*Material for the task*
- - -

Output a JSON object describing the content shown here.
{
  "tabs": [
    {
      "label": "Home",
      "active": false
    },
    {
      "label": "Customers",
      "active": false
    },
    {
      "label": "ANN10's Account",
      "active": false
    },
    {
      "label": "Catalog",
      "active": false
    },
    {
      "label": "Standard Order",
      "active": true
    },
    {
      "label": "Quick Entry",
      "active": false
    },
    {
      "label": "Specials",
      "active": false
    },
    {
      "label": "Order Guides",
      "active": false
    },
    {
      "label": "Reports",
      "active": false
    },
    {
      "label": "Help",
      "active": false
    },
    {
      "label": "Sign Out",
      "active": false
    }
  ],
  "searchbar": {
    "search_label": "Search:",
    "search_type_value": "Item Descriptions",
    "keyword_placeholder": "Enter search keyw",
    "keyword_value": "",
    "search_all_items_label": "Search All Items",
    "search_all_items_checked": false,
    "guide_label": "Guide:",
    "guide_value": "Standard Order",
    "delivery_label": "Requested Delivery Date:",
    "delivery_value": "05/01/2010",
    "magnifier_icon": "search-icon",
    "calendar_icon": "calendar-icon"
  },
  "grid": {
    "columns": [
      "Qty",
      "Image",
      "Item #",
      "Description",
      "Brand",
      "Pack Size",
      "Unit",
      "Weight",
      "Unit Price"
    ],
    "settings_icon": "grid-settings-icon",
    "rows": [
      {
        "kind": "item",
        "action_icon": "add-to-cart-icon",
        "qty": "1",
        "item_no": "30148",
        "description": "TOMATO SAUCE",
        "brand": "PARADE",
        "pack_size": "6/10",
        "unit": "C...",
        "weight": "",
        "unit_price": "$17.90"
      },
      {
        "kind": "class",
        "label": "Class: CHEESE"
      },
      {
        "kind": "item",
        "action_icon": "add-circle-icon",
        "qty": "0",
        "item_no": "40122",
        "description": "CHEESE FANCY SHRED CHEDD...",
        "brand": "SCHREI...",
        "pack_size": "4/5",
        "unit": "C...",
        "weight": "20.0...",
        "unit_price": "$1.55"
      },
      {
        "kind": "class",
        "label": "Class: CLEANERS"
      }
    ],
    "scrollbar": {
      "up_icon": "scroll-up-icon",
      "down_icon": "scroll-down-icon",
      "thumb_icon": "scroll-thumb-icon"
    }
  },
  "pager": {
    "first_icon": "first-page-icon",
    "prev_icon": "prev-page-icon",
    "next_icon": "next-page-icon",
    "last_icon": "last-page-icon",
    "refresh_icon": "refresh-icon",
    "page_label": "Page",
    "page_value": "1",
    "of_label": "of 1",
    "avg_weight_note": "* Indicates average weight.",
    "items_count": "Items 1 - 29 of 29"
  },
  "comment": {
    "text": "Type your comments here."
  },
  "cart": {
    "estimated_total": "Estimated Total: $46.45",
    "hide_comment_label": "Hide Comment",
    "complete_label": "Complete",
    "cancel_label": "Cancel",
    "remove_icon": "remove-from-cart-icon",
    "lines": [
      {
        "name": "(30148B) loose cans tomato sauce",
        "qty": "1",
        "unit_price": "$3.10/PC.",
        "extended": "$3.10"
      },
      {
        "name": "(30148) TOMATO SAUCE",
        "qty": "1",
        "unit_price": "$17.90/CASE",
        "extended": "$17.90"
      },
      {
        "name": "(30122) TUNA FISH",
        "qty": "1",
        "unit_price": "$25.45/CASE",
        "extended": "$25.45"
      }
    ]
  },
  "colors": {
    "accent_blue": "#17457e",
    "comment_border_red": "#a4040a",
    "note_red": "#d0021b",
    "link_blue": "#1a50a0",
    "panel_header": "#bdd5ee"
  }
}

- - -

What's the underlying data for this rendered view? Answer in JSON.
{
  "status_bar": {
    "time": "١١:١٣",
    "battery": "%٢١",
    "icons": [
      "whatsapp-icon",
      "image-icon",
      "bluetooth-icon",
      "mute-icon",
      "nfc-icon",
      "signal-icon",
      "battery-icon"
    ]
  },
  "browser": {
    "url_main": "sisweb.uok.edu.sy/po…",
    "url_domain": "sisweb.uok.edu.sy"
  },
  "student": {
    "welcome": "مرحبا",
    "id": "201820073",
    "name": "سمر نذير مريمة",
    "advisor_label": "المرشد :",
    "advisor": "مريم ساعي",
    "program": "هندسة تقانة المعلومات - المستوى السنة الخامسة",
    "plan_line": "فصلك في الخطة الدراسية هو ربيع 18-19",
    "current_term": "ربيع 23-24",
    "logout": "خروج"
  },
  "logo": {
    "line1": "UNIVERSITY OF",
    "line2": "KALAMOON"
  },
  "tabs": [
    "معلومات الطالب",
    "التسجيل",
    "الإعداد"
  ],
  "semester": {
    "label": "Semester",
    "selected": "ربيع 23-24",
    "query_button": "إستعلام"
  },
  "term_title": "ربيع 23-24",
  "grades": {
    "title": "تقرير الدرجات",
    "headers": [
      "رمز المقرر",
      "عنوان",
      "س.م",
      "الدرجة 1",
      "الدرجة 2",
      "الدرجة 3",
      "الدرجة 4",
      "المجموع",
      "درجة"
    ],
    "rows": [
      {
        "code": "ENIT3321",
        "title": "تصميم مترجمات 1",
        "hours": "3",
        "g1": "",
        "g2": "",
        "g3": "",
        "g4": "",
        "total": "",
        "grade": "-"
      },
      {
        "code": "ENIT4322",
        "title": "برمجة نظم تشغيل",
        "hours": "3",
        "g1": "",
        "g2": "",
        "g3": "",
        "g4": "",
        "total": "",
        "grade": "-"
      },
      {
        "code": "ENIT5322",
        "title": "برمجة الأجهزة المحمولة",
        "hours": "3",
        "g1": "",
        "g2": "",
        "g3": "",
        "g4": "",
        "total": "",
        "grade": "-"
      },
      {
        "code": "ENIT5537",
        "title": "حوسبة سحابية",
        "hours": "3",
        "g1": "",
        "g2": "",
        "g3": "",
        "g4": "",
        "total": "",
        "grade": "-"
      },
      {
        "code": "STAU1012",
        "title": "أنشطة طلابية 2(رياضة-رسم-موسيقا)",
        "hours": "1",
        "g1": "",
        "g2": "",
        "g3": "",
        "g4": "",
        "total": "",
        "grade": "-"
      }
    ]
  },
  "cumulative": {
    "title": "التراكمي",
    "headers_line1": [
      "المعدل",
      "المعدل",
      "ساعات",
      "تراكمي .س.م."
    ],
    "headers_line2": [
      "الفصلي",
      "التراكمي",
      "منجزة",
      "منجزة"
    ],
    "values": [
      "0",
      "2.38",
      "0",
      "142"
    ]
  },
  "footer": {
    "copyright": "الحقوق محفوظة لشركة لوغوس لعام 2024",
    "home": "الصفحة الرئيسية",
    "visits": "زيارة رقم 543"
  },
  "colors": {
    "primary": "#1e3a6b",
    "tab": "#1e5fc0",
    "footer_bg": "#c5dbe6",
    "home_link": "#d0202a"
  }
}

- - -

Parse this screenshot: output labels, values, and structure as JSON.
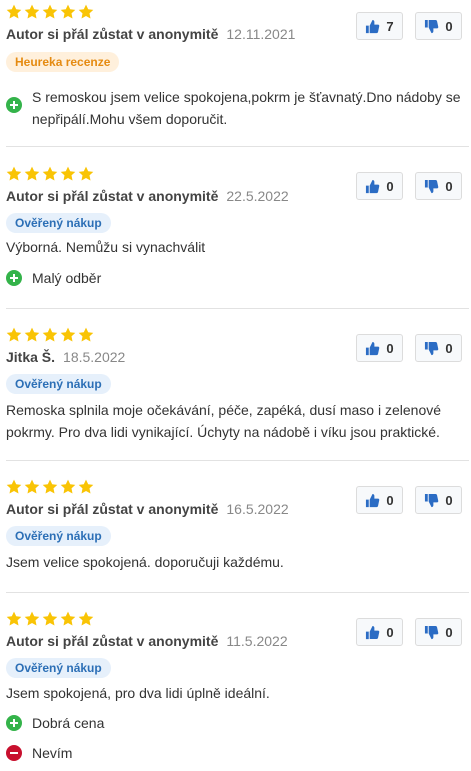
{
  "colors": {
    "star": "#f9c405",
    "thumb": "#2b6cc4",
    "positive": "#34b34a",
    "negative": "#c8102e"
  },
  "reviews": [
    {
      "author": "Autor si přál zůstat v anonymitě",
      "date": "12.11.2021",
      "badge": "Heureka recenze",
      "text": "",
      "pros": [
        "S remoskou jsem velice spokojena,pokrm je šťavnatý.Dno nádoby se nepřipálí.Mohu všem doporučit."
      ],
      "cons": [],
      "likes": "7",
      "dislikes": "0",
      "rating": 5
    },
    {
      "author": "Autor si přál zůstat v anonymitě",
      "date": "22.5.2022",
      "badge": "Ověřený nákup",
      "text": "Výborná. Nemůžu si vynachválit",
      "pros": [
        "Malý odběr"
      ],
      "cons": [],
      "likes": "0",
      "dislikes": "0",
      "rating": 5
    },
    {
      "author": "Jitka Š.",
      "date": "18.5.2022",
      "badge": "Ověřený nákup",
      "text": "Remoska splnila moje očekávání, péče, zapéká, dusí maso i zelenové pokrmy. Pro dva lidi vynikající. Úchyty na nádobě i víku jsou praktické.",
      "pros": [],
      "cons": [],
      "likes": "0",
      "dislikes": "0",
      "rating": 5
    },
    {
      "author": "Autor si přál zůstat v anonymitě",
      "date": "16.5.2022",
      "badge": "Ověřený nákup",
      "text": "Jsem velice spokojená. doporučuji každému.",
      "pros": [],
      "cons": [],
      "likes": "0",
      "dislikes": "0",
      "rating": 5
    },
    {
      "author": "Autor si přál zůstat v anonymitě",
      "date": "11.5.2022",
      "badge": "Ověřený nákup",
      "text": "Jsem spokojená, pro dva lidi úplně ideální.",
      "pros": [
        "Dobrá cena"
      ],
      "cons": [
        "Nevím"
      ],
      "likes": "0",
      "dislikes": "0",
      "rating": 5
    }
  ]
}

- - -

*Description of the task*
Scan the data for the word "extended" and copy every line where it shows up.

*Answer to this exercise*
        "extended": "$3.10"
        "extended": "$17.90"
        "extended": "$25.45"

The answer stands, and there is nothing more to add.